The final talk of the American West Program for the summer on July 1 will explore the physical evidence – and the challenges and varying successes – of the Lewis and Clark expedition of 1804-06.
Ken Karsmizki, executive director of the Columbia Gorge Discovery Center in The Dalles, Ore., will present "The Search for Lewis and Clark" at 7 p.m. in Room 104 in Albert C. Yates Hall on campus. Tickets will be on sale at the door for $7.
Karsmizki, a historical archaeologist, will present his research on the expedition’s campsites on both sides of the Continental Divide and evidence of cargo the expedition members carried as trade material. He also will provide his assessment of the challenges to the expedition and the varying successes in establishing relationships with other peoples and commercial and political interests.
The Lewis and Clark expedition, the first United States overland exploration of the American West and Pacific Northwest, began in May 1804 and ended in September 1806. The expedition, commissioned by President Thomas Jefferson, was led by Army officers Meriwether Lewis and William Clark and covered a total of about 8,000 miles from a camp outside St. Louis, Mo., to the Pacific Ocean and back.
For the past 16 years, Karsmizki has been engaged in an archaeological search for evidence of the campsites, an effort that represents the only sustained archaeological search of its kind anywhere in the United States. Karsmizki’s search is the focus of a Discovery Channel documentary that first aired in June 2002. He is currently working with the History Channel on another documentary on the technical aspects of the Lewis and Clark expedition.

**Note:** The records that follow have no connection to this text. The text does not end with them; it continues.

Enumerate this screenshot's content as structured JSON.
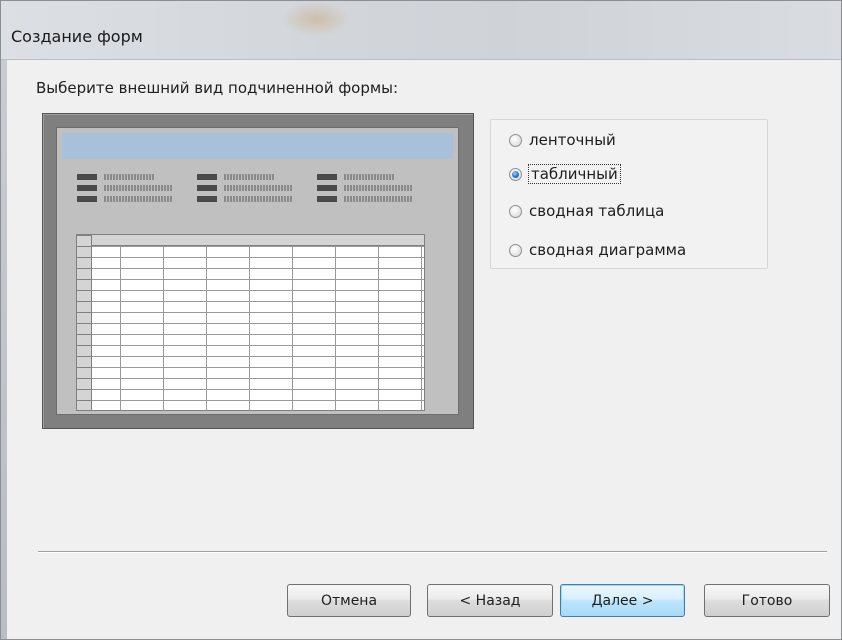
{
  "window": {
    "title": "Создание форм"
  },
  "prompt": "Выберите внешний вид подчиненной формы:",
  "options": {
    "items": [
      {
        "label": "ленточный",
        "checked": false
      },
      {
        "label": "табличный",
        "checked": true
      },
      {
        "label": "сводная таблица",
        "checked": false
      },
      {
        "label": "сводная диаграмма",
        "checked": false
      }
    ]
  },
  "buttons": {
    "cancel": "Отмена",
    "back": "< Назад",
    "next": "Далее >",
    "finish": "Готово"
  },
  "colors": {
    "preview_header": "#a9c0da",
    "radio_selected": "#1e6fc6",
    "default_button_border": "#3c7fb1"
  }
}
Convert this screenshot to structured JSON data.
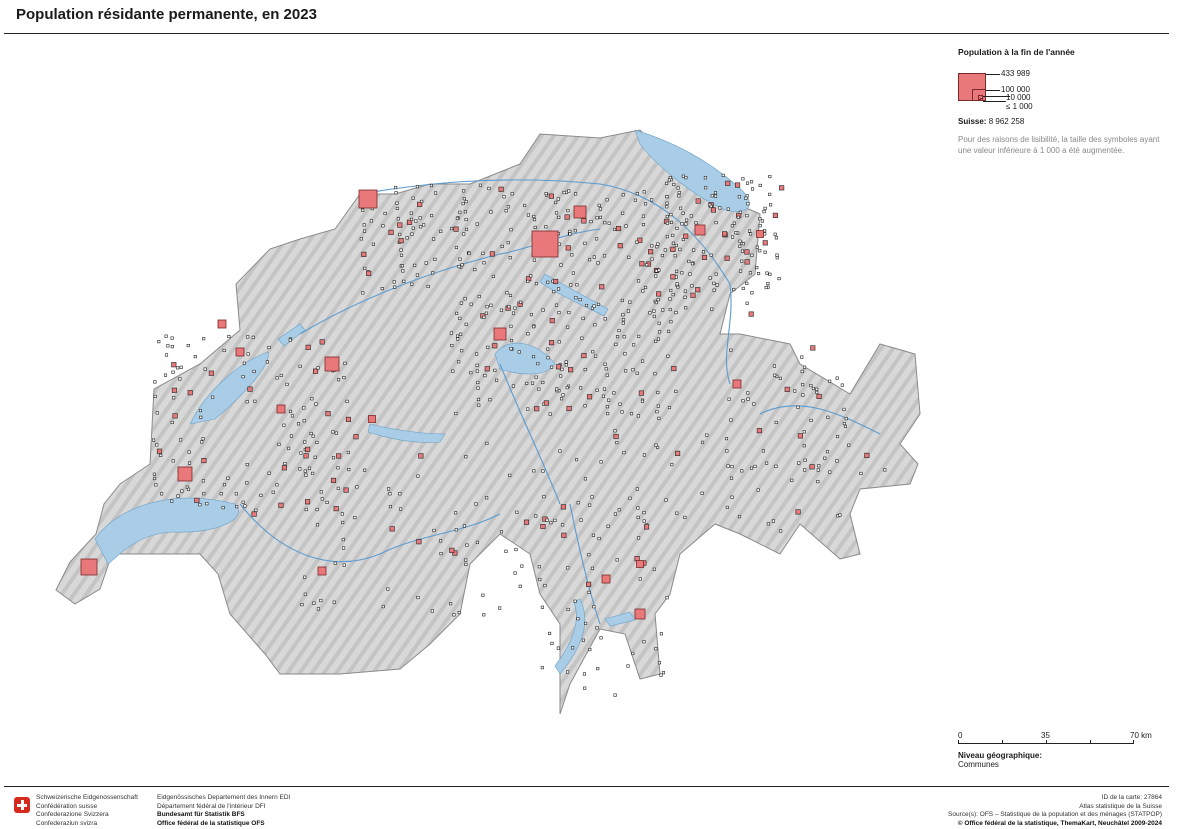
{
  "header": {
    "title": "Population résidante permanente, en 2023"
  },
  "legend": {
    "heading": "Population à la fin de l'année",
    "classes": [
      "433 989",
      "100 000",
      "10 000",
      "≤ 1 000"
    ],
    "total_label": "Suisse:",
    "total_value": "8 962 258",
    "note": "Pour des raisons de lisibilité, la taille des symboles ayant une valeur inférieure à 1 000 a été augmentée.",
    "symbol_color": "#e8787a"
  },
  "scalebar": {
    "ticks": [
      "0",
      "35",
      "70 km"
    ]
  },
  "geo_level": {
    "label": "Niveau géographique:",
    "value": "Communes"
  },
  "footer": {
    "confederation": [
      "Schweizerische Eidgenossenschaft",
      "Confédération suisse",
      "Confederazione Svizzera",
      "Confederaziun svizra"
    ],
    "department": [
      "Eidgenössisches Departement des Innern EDI",
      "Département fédéral de l'intérieur DFI"
    ],
    "office": [
      "Bundesamt für Statistik BFS",
      "Office fédéral de la statistique OFS"
    ],
    "map_id": "ID de la carte: 27864",
    "atlas": "Atlas statistique de la Suisse",
    "source": "Source(s): OFS – Statistique de la population et des ménages (STATPOP)",
    "copyright": "© Office fédéral de la statistique, ThemaKart, Neuchâtel 2009-2024"
  },
  "colors": {
    "land": "#dcdcdc",
    "lake": "#a9cde6",
    "river": "#5b9bd0",
    "symbol": "#e8787a",
    "symbol_border": "#7a2a2a"
  }
}
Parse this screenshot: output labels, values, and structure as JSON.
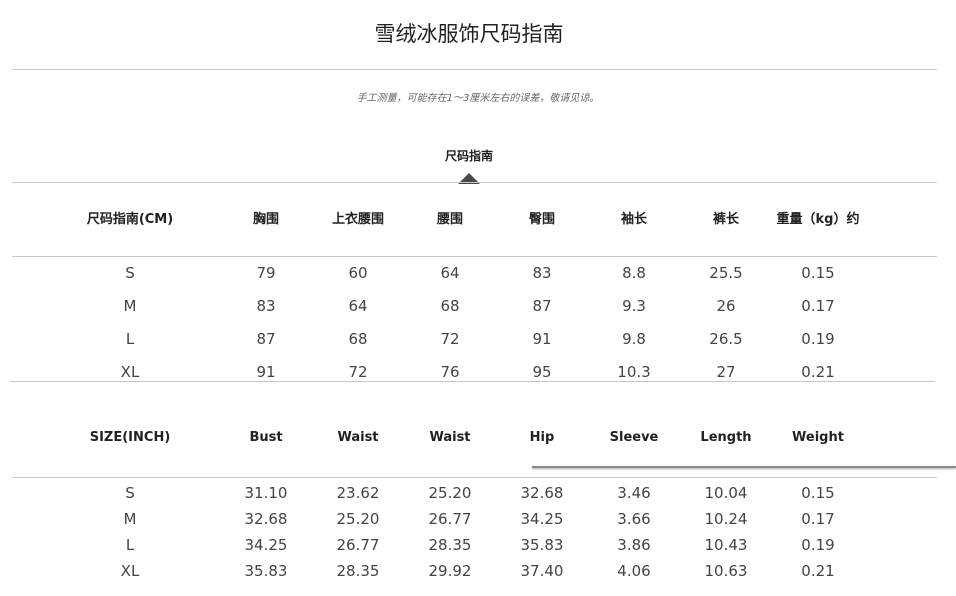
{
  "title": "雪绒冰服饰尺码指南",
  "note": "手工测量，可能存在1～3厘米左右的误差，敬请见谅。",
  "subtitle": "尺码指南",
  "cm_table": {
    "headers": [
      "尺码指南(CM)",
      "胸围",
      "上衣腰围",
      "腰围",
      "臀围",
      "袖长",
      "裤长",
      "重量（kg）约"
    ],
    "rows": [
      [
        "S",
        "79",
        "60",
        "64",
        "83",
        "8.8",
        "25.5",
        "0.15"
      ],
      [
        "M",
        "83",
        "64",
        "68",
        "87",
        "9.3",
        "26",
        "0.17"
      ],
      [
        "L",
        "87",
        "68",
        "72",
        "91",
        "9.8",
        "26.5",
        "0.19"
      ],
      [
        "XL",
        "91",
        "72",
        "76",
        "95",
        "10.3",
        "27",
        "0.21"
      ]
    ]
  },
  "inch_table": {
    "headers": [
      "SIZE(INCH)",
      "Bust",
      "Waist",
      "Waist",
      "Hip",
      "Sleeve",
      "Length",
      "Weight"
    ],
    "rows": [
      [
        "S",
        "31.10",
        "23.62",
        "25.20",
        "32.68",
        "3.46",
        "10.04",
        "0.15"
      ],
      [
        "M",
        "32.68",
        "25.20",
        "26.77",
        "34.25",
        "3.66",
        "10.24",
        "0.17"
      ],
      [
        "L",
        "34.25",
        "26.77",
        "28.35",
        "35.83",
        "3.86",
        "10.43",
        "0.19"
      ],
      [
        "XL",
        "35.83",
        "28.35",
        "29.92",
        "37.40",
        "4.06",
        "10.63",
        "0.21"
      ]
    ]
  }
}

For more details on parking, tickets and the lecture, call Anne Bond, coordinator of the American West Program, at 491-6418.